Source: Compiled by Homecoming II Project 01 April 1991 from one or more of the following: raw data from U. Government agency sources, correspondence with POW/MIA families, published sources, interviews. The major malfunctions involved engine problems and problems with the terrain following radar (TFR) which reads the terrain ahead and flies over any obstructions.
By 1969, there had been 15 F111's downed by malfunction or enemy fire.
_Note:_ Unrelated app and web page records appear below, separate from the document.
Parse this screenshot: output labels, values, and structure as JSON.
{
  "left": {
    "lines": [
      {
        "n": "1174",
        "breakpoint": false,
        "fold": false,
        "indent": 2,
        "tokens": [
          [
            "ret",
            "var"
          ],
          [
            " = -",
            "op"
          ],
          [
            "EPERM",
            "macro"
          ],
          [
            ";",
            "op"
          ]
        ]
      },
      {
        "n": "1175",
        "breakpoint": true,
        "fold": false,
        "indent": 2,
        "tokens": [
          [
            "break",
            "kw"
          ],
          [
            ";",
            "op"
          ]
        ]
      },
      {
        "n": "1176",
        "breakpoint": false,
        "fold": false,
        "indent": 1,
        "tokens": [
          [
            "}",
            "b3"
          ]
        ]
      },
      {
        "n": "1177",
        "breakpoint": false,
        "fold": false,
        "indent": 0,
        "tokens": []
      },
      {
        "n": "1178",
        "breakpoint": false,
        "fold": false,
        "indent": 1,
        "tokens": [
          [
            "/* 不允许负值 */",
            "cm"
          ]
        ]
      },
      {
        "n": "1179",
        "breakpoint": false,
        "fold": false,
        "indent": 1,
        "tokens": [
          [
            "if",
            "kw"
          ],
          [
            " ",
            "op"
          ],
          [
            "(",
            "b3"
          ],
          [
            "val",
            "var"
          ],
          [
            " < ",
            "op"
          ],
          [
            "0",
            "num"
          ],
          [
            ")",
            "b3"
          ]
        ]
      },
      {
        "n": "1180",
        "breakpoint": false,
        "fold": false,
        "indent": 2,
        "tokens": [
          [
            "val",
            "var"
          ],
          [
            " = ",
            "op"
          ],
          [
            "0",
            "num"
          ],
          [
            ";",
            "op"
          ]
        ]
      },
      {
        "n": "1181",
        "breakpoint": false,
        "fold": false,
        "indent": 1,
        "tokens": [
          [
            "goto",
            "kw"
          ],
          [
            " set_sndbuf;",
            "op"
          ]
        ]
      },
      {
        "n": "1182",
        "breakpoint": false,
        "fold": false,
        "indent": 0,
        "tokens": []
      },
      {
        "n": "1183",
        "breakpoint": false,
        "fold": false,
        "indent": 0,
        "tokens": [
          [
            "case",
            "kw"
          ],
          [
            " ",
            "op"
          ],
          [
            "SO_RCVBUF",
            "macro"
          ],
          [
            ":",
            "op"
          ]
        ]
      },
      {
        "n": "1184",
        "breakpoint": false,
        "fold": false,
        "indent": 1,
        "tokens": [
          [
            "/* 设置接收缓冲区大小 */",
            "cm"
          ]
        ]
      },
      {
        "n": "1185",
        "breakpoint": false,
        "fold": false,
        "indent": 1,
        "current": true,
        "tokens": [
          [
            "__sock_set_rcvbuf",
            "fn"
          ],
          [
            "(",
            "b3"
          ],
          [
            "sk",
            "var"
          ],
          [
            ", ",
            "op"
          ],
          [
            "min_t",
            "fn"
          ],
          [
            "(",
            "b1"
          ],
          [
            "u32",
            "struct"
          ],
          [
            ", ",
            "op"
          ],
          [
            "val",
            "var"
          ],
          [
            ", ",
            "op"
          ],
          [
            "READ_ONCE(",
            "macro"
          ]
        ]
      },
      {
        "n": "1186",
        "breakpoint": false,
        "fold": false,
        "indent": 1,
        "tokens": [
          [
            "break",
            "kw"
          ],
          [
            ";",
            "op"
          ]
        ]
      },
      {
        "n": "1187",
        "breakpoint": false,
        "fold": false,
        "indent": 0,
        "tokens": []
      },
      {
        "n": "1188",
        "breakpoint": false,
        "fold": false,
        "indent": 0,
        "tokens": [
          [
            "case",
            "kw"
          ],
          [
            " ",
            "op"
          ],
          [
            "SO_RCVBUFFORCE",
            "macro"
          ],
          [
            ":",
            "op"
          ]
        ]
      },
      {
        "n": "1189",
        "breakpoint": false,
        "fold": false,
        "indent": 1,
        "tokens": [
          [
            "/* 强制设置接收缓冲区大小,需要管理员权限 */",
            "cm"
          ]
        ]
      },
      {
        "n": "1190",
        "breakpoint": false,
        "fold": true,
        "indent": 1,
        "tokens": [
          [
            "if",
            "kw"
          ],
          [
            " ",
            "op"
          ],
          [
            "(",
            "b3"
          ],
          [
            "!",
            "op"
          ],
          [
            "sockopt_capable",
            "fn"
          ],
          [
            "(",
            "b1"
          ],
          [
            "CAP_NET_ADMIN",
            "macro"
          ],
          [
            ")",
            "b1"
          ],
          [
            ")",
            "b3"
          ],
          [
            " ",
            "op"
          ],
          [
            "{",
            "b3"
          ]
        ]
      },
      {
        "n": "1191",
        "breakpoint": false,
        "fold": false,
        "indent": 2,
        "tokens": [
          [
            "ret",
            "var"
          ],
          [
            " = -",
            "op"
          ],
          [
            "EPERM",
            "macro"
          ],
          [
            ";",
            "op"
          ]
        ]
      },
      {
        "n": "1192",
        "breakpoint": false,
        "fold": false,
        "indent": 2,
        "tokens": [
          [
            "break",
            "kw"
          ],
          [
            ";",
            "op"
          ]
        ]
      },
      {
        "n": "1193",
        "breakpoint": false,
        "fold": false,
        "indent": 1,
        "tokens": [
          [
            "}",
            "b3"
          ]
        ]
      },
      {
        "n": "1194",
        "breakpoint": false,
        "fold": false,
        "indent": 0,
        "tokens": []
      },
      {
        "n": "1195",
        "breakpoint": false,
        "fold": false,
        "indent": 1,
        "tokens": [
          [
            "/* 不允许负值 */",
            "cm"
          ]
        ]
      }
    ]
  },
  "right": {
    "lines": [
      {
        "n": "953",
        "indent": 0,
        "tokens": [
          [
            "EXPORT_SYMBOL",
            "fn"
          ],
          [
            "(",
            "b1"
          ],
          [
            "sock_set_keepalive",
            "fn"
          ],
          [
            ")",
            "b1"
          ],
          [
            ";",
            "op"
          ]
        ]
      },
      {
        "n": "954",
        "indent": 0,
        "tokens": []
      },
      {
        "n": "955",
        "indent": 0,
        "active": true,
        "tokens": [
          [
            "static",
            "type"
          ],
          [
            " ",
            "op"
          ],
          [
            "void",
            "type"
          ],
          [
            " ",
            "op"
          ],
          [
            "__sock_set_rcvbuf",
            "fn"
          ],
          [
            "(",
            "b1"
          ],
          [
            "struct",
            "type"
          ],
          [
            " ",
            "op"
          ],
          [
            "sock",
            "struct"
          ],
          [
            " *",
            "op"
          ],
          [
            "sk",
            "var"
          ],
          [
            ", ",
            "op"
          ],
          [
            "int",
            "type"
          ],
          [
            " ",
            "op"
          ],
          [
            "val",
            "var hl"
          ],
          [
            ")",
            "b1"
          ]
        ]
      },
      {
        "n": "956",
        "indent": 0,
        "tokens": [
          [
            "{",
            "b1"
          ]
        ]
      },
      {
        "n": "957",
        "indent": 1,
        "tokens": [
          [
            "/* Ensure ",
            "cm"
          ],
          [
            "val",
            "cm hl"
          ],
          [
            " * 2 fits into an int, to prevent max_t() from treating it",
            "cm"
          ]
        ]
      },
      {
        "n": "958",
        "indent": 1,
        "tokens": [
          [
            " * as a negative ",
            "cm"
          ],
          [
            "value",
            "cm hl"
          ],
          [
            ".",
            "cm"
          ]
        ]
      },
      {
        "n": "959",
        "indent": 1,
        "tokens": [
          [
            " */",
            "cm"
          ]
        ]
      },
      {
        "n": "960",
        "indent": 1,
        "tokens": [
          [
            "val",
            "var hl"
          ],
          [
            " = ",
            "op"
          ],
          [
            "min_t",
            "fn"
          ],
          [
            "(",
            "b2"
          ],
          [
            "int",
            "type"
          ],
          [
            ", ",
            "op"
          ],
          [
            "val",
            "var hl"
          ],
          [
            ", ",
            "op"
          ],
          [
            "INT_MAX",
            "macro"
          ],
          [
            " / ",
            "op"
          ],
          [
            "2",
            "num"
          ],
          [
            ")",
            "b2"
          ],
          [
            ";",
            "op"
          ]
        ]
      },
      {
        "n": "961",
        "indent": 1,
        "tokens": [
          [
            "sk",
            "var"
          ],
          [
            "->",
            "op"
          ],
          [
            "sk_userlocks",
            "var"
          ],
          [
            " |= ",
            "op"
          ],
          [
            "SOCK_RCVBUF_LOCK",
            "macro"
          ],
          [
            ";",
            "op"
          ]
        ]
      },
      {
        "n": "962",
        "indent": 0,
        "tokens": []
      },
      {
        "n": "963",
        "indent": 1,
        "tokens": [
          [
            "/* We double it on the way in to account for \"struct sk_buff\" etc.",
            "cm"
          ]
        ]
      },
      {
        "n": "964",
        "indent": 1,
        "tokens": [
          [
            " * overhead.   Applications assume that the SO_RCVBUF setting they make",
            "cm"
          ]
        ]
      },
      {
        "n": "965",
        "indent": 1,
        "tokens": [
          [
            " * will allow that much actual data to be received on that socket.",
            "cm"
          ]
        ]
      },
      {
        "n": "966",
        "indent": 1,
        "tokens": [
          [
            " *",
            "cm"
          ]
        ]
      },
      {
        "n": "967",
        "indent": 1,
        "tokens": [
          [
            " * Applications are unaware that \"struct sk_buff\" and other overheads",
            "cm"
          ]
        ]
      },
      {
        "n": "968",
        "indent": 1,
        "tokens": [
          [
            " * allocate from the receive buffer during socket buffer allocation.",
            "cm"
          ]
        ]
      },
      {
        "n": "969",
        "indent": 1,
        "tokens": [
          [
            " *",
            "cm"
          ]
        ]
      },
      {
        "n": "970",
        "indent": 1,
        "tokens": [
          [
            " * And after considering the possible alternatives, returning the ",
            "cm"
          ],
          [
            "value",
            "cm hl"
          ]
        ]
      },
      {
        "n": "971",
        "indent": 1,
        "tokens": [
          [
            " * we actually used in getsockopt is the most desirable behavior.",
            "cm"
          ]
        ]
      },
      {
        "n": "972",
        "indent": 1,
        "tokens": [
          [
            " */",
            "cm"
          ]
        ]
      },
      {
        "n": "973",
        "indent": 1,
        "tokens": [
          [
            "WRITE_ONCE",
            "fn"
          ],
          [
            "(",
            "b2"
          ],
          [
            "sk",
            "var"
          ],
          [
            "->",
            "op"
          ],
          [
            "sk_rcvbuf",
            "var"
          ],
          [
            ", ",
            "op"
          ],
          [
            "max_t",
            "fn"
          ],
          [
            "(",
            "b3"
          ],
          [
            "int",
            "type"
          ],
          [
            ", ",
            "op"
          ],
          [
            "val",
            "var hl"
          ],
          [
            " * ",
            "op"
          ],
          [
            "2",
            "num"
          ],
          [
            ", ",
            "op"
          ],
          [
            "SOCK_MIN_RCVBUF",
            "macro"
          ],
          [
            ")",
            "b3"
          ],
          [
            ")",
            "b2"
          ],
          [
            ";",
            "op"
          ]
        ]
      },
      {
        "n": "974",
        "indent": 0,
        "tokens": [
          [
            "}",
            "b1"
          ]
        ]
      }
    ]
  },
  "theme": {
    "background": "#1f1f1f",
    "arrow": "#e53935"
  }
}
The National League of Families published a list in 1974 that indicated that Robert A. Their story revealed another possibility as to why so many F111's had been lost. The SAM-25 used in North Vietnam was ineffective at the low altitudes flown by the F111, and anti-aircraft cannot sweep the sky fast As reports continue to be received by the U. Government build a strong case for belief that hundreds of these missing Americans are still alive and in captivity, one must wonder if their retention provides yet another David and Goliath story for Vietnamese propaganda.
Brett had survived the downing of his aircraft, and that the loss location was in Laos, not North Vietnam. Air Force officials had suspected mechanical problems, but reallyhad no idea why the planes were lost because they fly singly and out of radio contact. The F111 missions were hazardous and the pilots who flew them brave and skilled.
On September 28, 1972, the F111A flown by Major William C.